(Material to process begins)

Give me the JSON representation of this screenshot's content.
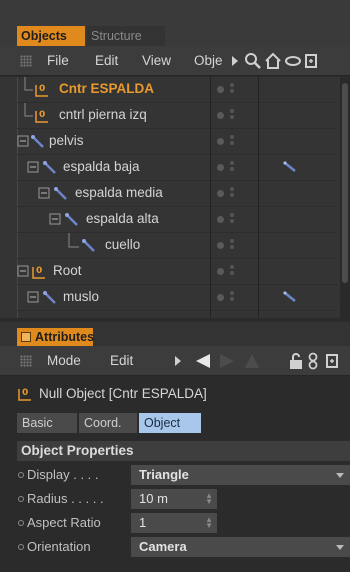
{
  "tabs": {
    "objects": "Objects",
    "structure": "Structure"
  },
  "menu": {
    "file": "File",
    "edit": "Edit",
    "view": "View",
    "objects_truncated": "Obje"
  },
  "tree": {
    "rows": [
      {
        "label": "Cntr ESPALDA",
        "type": "null",
        "selected": true
      },
      {
        "label": "cntrl pierna izq",
        "type": "null",
        "selected": false
      },
      {
        "label": "pelvis",
        "type": "bone",
        "selected": false
      },
      {
        "label": "espalda baja",
        "type": "bone",
        "selected": false
      },
      {
        "label": "espalda media",
        "type": "bone",
        "selected": false
      },
      {
        "label": "espalda alta",
        "type": "bone",
        "selected": false
      },
      {
        "label": "cuello",
        "type": "bone",
        "selected": false
      },
      {
        "label": "Root",
        "type": "null",
        "selected": false
      },
      {
        "label": "muslo",
        "type": "bone",
        "selected": false
      }
    ]
  },
  "attributes": {
    "tab_label": "Attributes",
    "menu": {
      "mode": "Mode",
      "edit": "Edit"
    },
    "object_title": "Null Object [Cntr ESPALDA]",
    "subtabs": [
      "Basic",
      "Coord.",
      "Object"
    ],
    "active_subtab": "Object",
    "section_title": "Object Properties",
    "properties": {
      "display": {
        "label": "Display . . . .",
        "value": "Triangle"
      },
      "radius": {
        "label": "Radius . . . . .",
        "value": "10 m"
      },
      "aspect_ratio": {
        "label": "Aspect Ratio",
        "value": "1"
      },
      "orientation": {
        "label": "Orientation",
        "value": "Camera"
      }
    }
  },
  "colors": {
    "accent": "#e08a1e",
    "selected_text": "#e89a2e",
    "tab_active": "#a9c7ea",
    "bone_icon": "#6d85c9"
  }
}
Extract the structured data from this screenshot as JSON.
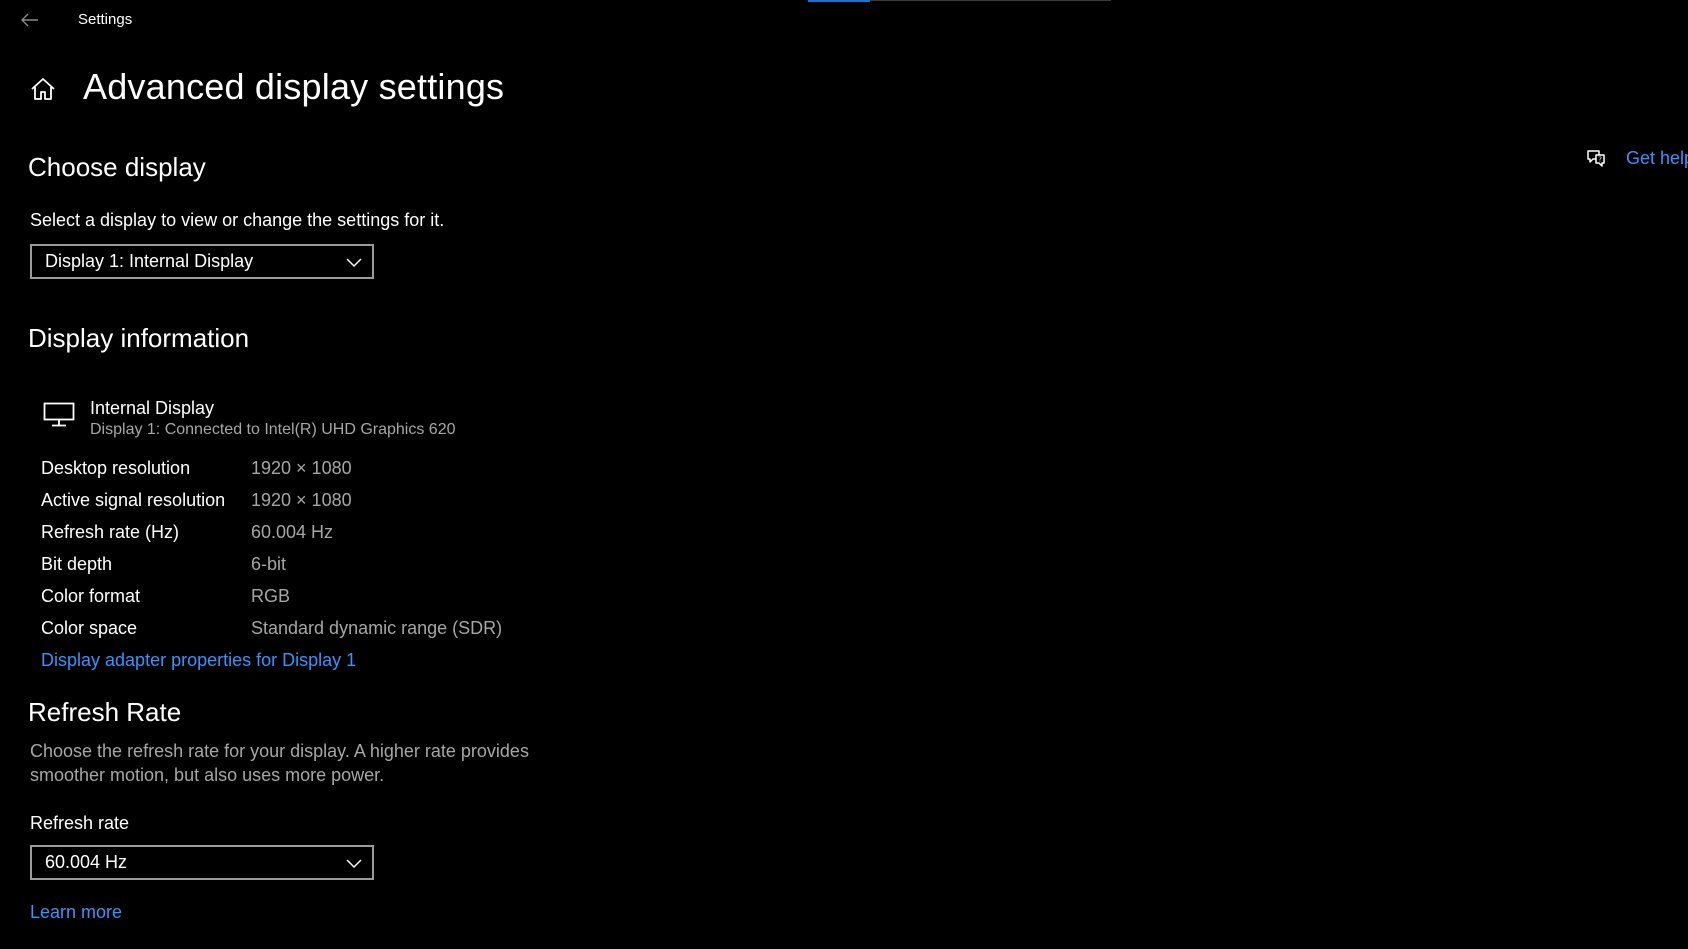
{
  "window": {
    "title": "Settings"
  },
  "header": {
    "page_title": "Advanced display settings",
    "icons": [
      "back-arrow-icon",
      "home-icon"
    ]
  },
  "help": {
    "label": "Get help",
    "icon": "help-chat-icon"
  },
  "choose_display": {
    "heading": "Choose display",
    "description": "Select a display to view or change the settings for it.",
    "selected": "Display 1: Internal Display"
  },
  "display_info": {
    "heading": "Display information",
    "display_icon": "monitor-icon",
    "display_name": "Internal Display",
    "display_sub": "Display 1: Connected to Intel(R) UHD Graphics 620",
    "rows": [
      {
        "label": "Desktop resolution",
        "value": "1920 × 1080"
      },
      {
        "label": "Active signal resolution",
        "value": "1920 × 1080"
      },
      {
        "label": "Refresh rate (Hz)",
        "value": "60.004 Hz"
      },
      {
        "label": "Bit depth",
        "value": "6-bit"
      },
      {
        "label": "Color format",
        "value": "RGB"
      },
      {
        "label": "Color space",
        "value": "Standard dynamic range (SDR)"
      }
    ],
    "adapter_link": "Display adapter properties for Display 1"
  },
  "refresh_rate": {
    "heading": "Refresh Rate",
    "description": "Choose the refresh rate for your display. A higher rate provides smoother motion, but also uses more power.",
    "field_label": "Refresh rate",
    "selected": "60.004 Hz",
    "learn_more": "Learn more"
  },
  "colors": {
    "background": "#000000",
    "text": "#ffffff",
    "muted": "#a6a6a6",
    "link": "#3794ff",
    "accent": "#1f6fd1"
  }
}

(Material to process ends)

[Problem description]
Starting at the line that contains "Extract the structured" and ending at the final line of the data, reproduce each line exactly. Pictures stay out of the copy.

[Exercise answer]
Extract the structured data from this screenshot as JSON.
{
  "window": {
    "title": "Settings"
  },
  "header": {
    "page_title": "Advanced display settings",
    "icons": [
      "back-arrow-icon",
      "home-icon"
    ]
  },
  "help": {
    "label": "Get help",
    "icon": "help-chat-icon"
  },
  "choose_display": {
    "heading": "Choose display",
    "description": "Select a display to view or change the settings for it.",
    "selected": "Display 1: Internal Display"
  },
  "display_info": {
    "heading": "Display information",
    "display_icon": "monitor-icon",
    "display_name": "Internal Display",
    "display_sub": "Display 1: Connected to Intel(R) UHD Graphics 620",
    "rows": [
      {
        "label": "Desktop resolution",
        "value": "1920 × 1080"
      },
      {
        "label": "Active signal resolution",
        "value": "1920 × 1080"
      },
      {
        "label": "Refresh rate (Hz)",
        "value": "60.004 Hz"
      },
      {
        "label": "Bit depth",
        "value": "6-bit"
      },
      {
        "label": "Color format",
        "value": "RGB"
      },
      {
        "label": "Color space",
        "value": "Standard dynamic range (SDR)"
      }
    ],
    "adapter_link": "Display adapter properties for Display 1"
  },
  "refresh_rate": {
    "heading": "Refresh Rate",
    "description": "Choose the refresh rate for your display. A higher rate provides smoother motion, but also uses more power.",
    "field_label": "Refresh rate",
    "selected": "60.004 Hz",
    "learn_more": "Learn more"
  },
  "colors": {
    "background": "#000000",
    "text": "#ffffff",
    "muted": "#a6a6a6",
    "link": "#3794ff",
    "accent": "#1f6fd1"
  }
}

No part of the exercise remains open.